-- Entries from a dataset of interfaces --
----------------------------------------

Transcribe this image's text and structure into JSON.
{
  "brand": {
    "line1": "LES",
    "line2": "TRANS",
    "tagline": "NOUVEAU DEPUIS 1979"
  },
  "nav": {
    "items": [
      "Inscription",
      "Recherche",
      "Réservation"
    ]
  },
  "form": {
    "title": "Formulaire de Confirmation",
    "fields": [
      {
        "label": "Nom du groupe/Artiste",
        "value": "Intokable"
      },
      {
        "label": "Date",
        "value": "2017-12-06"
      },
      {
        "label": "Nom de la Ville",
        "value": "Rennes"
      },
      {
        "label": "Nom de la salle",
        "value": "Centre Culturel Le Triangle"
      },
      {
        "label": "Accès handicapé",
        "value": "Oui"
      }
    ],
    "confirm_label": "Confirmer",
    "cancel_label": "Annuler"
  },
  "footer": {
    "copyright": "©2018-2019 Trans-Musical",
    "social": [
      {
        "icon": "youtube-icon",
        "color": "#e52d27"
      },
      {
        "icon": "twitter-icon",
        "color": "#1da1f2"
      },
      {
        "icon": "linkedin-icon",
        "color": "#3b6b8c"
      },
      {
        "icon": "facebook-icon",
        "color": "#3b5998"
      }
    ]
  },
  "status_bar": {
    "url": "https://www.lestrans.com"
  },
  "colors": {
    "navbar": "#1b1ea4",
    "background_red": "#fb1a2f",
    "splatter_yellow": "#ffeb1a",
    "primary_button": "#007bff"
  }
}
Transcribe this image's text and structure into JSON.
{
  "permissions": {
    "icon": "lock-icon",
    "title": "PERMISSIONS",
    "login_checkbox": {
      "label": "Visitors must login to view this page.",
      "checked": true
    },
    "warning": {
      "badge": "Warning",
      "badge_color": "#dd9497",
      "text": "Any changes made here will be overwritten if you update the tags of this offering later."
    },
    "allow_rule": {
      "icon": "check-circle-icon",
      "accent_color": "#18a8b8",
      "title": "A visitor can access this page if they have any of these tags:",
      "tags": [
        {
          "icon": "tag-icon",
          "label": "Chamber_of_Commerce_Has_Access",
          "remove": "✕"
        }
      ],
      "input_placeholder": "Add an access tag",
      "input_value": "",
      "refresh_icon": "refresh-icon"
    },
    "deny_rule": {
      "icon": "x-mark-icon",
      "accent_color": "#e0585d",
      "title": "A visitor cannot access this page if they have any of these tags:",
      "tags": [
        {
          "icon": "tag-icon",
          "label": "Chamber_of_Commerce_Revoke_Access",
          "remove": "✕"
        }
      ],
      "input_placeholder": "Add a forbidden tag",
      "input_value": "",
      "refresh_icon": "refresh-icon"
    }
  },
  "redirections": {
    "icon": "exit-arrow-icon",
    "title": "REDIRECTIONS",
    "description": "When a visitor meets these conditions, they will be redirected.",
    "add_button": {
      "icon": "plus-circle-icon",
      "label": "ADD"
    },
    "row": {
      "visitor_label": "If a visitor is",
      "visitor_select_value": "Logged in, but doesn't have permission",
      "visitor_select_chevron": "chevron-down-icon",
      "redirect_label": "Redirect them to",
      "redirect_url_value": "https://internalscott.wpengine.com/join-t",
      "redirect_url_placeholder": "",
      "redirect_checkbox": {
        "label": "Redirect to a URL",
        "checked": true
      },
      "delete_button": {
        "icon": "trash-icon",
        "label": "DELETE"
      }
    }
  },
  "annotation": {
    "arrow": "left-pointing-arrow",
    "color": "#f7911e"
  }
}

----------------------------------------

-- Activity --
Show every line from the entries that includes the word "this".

-- Your response --
Transcribe this image's text and structure into JSON.
Transcribe this image's text and structure into JSON.
      "label": "Visitors must login to view this page.",
      "text": "Any changes made here will be overwritten if you update the tags of this offering later."
      "title": "A visitor can access this page if they have any of these tags:",
      "title": "A visitor cannot access this page if they have any of these tags:",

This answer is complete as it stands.